Paris 22 Dec. 1889
My dear Vincent,
I’ve safely received your consignment of the Wheatfield1 and the two Bedrooms.2 Above all I like the last one,3 which in terms of colour is like a bouquet of flowers. It has a very great intensity of colour. The Wheatfield perhaps has more poetry; it’s like a memory of something one has seen. Tanguy is mounting it at the moment, and on 3 January everything is leaving for Brussels. Now I have something
1v:2 that gave me great pleasure. I was visited at home by Mr Lauzet, Monticelli’s lithographer.4 He came to see ours,5 and considers them very fine. As regards the flowers,6 he doesn’t think he can render them, as the prints are monochrome and he doesn’t think he can render the feeling of this painting in one colour. He’s starting with the Italian woman.7 But what pleased him above all was your canvases and your drawings, oh but he understands them. He’s been seeing them for a long time at Tanguy’s, and he was really pleased to see all that I had here, while going through the drawings there was a woman picking up apples8 that he liked, and I made him a present of it, for I think you’d have done the same. He
1v:3 came back to the shop the next day to ask me if there wouldn’t be some way of having another drawing you did right at the beginning when you were at St-Rémy. On the left a little thicket of dark trees against a sky with a crescent moon, on the right a gate.9 He told me that he couldn’t get this drawing out of his mind, that it was finer than the drawings of V. Hugo, which he likes a great deal etc. I suggested that he exchange it for a copy of his Monticelli album, which he accepted immediately. The album is still far from being ready but he will finish it, Cottier and Reid have put their names down for several copies so he’s covered for the printing costs. There are 16 lithographs ready out of 25 he wants to do.
What I consider the most successful thing is the head of a child we saw once at La Roquette’s.10 The artist seems very sympathetic to me. He’s from the south and has something of the Spaniard about him, pale face and black beard, but at the same time something gentle like an English poet. It’s a great pity he hasn’t done any prints in several colours, for one doesn’t realize the strength of the colour that Monticelli was one of the first to employ by using an opposition to obtain power while remaining harmonious. The prints that I’ve seen resemble etchings on stone like Marvy did.11
You say that you sometimes think that you would have done better by remaining a dealer, but don’t say that. Look at Gauguin for example, I do like his talent and I’m well aware12 of what he wants, but I haven’t managed to sell anything
2r:5 whatsoever of his, and yet I have all kinds of things by him. The public is most rebellious towards things that aren’t done in perfect order. And it’s evident that Gauguin, who is half Inca, half European, superstitious like the former and advanced in ideas like certain of the latter, can’t work every day in the same way. It’s most unfortunate that we can’t find something he can live from. These latest paintings are less saleable than last year’s.13 He wrote to me last week that one of his children fell out of a window and was picked up almost dead. There is hope, though, of saving it.14 He’d do anything to obtain a little money, but I can’t procure any for him.

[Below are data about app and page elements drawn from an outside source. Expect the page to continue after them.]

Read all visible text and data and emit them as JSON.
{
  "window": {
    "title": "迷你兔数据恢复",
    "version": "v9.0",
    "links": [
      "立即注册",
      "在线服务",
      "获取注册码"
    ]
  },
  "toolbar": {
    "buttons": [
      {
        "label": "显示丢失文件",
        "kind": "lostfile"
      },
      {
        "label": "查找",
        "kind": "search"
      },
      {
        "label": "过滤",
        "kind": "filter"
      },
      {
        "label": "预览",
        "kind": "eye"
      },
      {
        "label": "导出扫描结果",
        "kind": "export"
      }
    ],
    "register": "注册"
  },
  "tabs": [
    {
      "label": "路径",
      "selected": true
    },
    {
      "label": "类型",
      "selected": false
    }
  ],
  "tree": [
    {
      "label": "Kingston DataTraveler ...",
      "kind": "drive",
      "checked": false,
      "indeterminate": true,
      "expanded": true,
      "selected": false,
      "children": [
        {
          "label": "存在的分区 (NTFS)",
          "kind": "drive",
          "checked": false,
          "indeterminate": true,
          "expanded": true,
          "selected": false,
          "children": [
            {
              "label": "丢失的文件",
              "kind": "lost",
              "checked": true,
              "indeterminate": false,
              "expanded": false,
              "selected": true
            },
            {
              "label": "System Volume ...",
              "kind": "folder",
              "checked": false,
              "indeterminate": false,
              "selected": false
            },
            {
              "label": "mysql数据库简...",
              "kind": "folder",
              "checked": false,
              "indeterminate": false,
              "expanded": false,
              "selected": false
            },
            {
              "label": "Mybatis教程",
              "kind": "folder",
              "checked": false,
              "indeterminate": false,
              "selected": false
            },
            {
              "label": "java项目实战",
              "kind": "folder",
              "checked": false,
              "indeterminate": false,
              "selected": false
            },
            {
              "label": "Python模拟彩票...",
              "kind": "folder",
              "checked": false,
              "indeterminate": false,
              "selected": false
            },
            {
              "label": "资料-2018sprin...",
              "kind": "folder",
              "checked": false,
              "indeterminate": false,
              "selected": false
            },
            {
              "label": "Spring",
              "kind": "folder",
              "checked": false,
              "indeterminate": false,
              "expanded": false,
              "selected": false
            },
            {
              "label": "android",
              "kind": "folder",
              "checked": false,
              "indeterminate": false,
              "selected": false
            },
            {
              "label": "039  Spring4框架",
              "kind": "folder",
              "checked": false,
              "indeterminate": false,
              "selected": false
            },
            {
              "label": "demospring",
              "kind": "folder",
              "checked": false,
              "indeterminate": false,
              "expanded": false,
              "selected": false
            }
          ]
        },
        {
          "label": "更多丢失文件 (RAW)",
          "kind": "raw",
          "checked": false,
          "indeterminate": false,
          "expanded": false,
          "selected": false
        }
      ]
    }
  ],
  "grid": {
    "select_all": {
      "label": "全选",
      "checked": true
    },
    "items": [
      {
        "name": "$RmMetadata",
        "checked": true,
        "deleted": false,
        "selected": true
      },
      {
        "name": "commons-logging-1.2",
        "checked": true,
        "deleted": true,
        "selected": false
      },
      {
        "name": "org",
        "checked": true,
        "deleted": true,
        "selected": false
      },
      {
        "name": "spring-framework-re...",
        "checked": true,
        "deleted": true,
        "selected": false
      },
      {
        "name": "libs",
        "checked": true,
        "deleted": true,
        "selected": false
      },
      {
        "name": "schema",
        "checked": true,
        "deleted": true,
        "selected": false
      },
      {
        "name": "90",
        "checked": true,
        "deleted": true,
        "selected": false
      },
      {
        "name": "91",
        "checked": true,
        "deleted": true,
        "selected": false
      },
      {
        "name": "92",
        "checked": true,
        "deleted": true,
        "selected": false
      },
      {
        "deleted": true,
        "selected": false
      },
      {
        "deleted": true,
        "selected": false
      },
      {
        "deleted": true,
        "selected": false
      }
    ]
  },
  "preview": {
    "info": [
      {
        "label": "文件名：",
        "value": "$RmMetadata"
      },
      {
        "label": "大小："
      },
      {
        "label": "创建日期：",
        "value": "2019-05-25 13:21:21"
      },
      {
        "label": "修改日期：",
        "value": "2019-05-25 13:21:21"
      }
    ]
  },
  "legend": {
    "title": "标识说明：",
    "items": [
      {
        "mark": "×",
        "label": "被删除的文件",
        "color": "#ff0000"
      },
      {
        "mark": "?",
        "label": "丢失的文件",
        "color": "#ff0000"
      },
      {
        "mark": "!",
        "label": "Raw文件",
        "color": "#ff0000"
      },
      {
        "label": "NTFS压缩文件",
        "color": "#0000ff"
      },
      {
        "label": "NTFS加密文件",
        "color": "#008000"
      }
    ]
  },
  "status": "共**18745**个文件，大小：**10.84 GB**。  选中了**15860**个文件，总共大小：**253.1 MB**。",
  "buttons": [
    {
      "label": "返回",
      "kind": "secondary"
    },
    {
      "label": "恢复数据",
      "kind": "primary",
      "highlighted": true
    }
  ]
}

Pissarro, too, is at bay. He works like a negro. He made a very pretty fan for Jo. Women chatting in the fields with a rainbow in the background,15 up to now he hasn’t yet seen this gentleman from Auvers,16 at least he writes nothing about the subject, the best thing will be for you to come to us in the spring and go yourself to see if you can find lodgings that suit you in the country. We must in any case be pleased that you’re much better than you were this time last year. Then I feared that you might not recover.

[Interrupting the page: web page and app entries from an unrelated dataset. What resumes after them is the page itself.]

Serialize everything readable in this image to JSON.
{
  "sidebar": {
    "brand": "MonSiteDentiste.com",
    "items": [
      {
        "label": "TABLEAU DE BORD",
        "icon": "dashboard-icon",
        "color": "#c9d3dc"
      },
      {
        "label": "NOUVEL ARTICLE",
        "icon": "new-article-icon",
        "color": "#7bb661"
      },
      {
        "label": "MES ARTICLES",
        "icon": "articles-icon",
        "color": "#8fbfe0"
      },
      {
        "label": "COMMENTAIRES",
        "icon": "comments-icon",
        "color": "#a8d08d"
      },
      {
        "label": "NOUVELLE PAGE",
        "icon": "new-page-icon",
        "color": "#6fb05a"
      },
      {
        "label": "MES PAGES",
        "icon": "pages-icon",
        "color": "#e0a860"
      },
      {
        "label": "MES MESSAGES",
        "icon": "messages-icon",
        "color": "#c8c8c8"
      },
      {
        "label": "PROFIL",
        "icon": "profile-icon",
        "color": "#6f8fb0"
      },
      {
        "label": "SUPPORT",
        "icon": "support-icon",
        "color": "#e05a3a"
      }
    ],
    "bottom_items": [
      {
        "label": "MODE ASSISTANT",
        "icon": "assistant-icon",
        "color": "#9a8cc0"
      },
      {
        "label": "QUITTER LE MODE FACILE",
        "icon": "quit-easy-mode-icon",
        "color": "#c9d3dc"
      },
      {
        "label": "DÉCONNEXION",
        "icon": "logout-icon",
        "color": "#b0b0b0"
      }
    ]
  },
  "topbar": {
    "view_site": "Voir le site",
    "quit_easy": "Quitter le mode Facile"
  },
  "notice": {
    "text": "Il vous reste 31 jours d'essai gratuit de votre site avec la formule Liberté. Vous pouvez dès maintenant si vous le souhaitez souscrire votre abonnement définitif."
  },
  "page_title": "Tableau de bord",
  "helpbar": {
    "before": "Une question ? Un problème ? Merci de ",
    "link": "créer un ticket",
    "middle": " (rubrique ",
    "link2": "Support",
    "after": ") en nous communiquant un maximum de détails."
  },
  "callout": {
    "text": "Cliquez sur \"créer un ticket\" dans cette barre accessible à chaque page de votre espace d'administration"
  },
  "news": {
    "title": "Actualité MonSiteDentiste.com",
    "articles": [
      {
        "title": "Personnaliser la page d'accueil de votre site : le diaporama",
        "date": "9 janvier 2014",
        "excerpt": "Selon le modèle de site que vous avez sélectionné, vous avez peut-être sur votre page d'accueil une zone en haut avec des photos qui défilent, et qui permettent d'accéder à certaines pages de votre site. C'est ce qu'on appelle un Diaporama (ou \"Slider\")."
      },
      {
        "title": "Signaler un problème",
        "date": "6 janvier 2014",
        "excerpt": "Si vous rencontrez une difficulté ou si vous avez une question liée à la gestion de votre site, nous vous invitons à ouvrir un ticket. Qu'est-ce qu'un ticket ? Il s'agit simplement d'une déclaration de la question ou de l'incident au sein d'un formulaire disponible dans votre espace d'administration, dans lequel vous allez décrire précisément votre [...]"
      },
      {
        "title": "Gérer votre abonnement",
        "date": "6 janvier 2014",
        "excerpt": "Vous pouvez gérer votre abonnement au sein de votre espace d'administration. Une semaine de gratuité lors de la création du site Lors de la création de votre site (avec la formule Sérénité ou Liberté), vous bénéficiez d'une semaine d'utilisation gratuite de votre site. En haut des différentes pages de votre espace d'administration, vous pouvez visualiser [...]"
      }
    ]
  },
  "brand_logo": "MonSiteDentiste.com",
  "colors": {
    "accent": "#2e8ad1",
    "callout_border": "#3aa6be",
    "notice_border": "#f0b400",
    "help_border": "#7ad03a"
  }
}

We’re expecting Wil on 2 Jan., she’ll stay a month with us. I share your opinion that I’d be delighted if she could see her way to marrying, and the man who had her would find a charming wife in her.
Cor writes quite often from the Transvaal.17 Life down there can’t be much fun. There are no plants or flowers. If the heat isn’t torrid, it rains so much that everything is flooded. The days are all absolutely alike, which is why he says he detests Sundays and other time off. You know that Isaäcson was to go there too, but as his friends in Amsterdam are very kind to him, and I think that as long as they support him he’ll stay there and will be able to occupy himself over there.18 The Transvaal isn’t to be recommended, from what one can gather. Here the weather is abominable, cold and grey; almost everybody is ill. How are you? Is it
2r:8 as cold down there as in Arles? I’m curious to see your Olive trees.19 They can be beautiful. The Sunflowers20 were on show at Tanguy’s this week and made a very good effect. Your paintings cheer up Tanguy’s shop, and père Tanguy likes them a lot, but he sells as few by others as by you. I very much like the two drawings you sent.21 Do you want me to send some to Brussels? Reply immediately on this subject, for there’s no time to lose for the framing. Jo sends her warm regards, she’s very well, relatively speaking.22 I hope that you’ll do the little one’s portrait this spring. I shake your hand firmly, and hope that you’ll have a good end to the year.
I received your postcard, the paintings will be ready in time.23